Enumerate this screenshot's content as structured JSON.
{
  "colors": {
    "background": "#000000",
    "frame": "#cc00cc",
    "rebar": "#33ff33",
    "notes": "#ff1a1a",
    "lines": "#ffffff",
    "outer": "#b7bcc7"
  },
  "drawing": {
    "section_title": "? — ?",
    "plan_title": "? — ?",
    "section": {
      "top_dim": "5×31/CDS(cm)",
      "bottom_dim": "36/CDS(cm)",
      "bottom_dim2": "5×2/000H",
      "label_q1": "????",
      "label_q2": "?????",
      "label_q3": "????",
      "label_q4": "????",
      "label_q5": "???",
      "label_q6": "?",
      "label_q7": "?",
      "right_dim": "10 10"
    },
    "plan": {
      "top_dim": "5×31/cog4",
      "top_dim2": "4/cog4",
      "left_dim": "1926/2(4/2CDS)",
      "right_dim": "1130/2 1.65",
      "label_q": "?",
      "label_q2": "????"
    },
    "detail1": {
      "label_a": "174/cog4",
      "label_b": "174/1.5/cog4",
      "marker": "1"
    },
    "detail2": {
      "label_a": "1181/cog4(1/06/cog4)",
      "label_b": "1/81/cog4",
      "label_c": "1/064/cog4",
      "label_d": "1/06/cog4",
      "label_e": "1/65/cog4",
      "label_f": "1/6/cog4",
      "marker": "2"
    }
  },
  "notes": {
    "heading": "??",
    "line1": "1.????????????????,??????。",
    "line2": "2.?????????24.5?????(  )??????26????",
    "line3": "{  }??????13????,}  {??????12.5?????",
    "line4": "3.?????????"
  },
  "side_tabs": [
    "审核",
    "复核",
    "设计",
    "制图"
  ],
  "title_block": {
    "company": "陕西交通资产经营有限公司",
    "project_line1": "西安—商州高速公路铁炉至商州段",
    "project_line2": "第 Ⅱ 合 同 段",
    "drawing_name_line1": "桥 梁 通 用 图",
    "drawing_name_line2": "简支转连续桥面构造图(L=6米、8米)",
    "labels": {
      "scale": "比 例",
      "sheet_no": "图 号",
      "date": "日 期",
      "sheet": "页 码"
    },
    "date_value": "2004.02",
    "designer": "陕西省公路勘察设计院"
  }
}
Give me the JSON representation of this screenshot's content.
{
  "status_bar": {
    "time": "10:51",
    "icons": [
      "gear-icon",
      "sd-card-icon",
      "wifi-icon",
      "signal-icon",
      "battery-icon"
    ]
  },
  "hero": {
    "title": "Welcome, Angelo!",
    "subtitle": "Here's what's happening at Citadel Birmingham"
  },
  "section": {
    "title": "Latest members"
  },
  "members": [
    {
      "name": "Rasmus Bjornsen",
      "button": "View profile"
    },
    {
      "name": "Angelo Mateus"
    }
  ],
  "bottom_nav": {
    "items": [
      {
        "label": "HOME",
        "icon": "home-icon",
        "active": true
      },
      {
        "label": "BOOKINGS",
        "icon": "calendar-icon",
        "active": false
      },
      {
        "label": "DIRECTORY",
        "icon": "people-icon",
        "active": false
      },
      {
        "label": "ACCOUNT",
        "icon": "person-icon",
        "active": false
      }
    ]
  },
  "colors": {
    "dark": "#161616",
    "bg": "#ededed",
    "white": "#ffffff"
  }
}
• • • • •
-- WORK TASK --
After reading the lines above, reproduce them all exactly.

-- RESPONSE --
Enumerate this screenshot's content as structured JSON.
{
  "colors": {
    "background": "#000000",
    "frame": "#cc00cc",
    "rebar": "#33ff33",
    "notes": "#ff1a1a",
    "lines": "#ffffff",
    "outer": "#b7bcc7"
  },
  "drawing": {
    "section_title": "? — ?",
    "plan_title": "? — ?",
    "section": {
      "top_dim": "5×31/CDS(cm)",
      "bottom_dim": "36/CDS(cm)",
      "bottom_dim2": "5×2/000H",
      "label_q1": "????",
      "label_q2": "?????",
      "label_q3": "????",
      "label_q4": "????",
      "label_q5": "???",
      "label_q6": "?",
      "label_q7": "?",
      "right_dim": "10 10"
    },
    "plan": {
      "top_dim": "5×31/cog4",
      "top_dim2": "4/cog4",
      "left_dim": "1926/2(4/2CDS)",
      "right_dim": "1130/2 1.65",
      "label_q": "?",
      "label_q2": "????"
    },
    "detail1": {
      "label_a": "174/cog4",
      "label_b": "174/1.5/cog4",
      "marker": "1"
    },
    "detail2": {
      "label_a": "1181/cog4(1/06/cog4)",
      "label_b": "1/81/cog4",
      "label_c": "1/064/cog4",
      "label_d": "1/06/cog4",
      "label_e": "1/65/cog4",
      "label_f": "1/6/cog4",
      "marker": "2"
    }
  },
  "notes": {
    "heading": "??",
    "line1": "1.????????????????,??????。",
    "line2": "2.?????????24.5?????(  )??????26????",
    "line3": "{  }??????13????,}  {??????12.5?????",
    "line4": "3.?????????"
  },
  "side_tabs": [
    "审核",
    "复核",
    "设计",
    "制图"
  ],
  "title_block": {
    "company": "陕西交通资产经营有限公司",
    "project_line1": "西安—商州高速公路铁炉至商州段",
    "project_line2": "第 Ⅱ 合 同 段",
    "drawing_name_line1": "桥 梁 通 用 图",
    "drawing_name_line2": "简支转连续桥面构造图(L=6米、8米)",
    "labels": {
      "scale": "比 例",
      "sheet_no": "图 号",
      "date": "日 期",
      "sheet": "页 码"
    },
    "date_value": "2004.02",
    "designer": "陕西省公路勘察设计院"
  }
}
Give me the JSON representation of this screenshot's content.
{
  "status_bar": {
    "time": "10:51",
    "icons": [
      "gear-icon",
      "sd-card-icon",
      "wifi-icon",
      "signal-icon",
      "battery-icon"
    ]
  },
  "hero": {
    "title": "Welcome, Angelo!",
    "subtitle": "Here's what's happening at Citadel Birmingham"
  },
  "section": {
    "title": "Latest members"
  },
  "members": [
    {
      "name": "Rasmus Bjornsen",
      "button": "View profile"
    },
    {
      "name": "Angelo Mateus"
    }
  ],
  "bottom_nav": {
    "items": [
      {
        "label": "HOME",
        "icon": "home-icon",
        "active": true
      },
      {
        "label": "BOOKINGS",
        "icon": "calendar-icon",
        "active": false
      },
      {
        "label": "DIRECTORY",
        "icon": "people-icon",
        "active": false
      },
      {
        "label": "ACCOUNT",
        "icon": "person-icon",
        "active": false
      }
    ]
  },
  "colors": {
    "dark": "#161616",
    "bg": "#ededed",
    "white": "#ffffff"
  }
}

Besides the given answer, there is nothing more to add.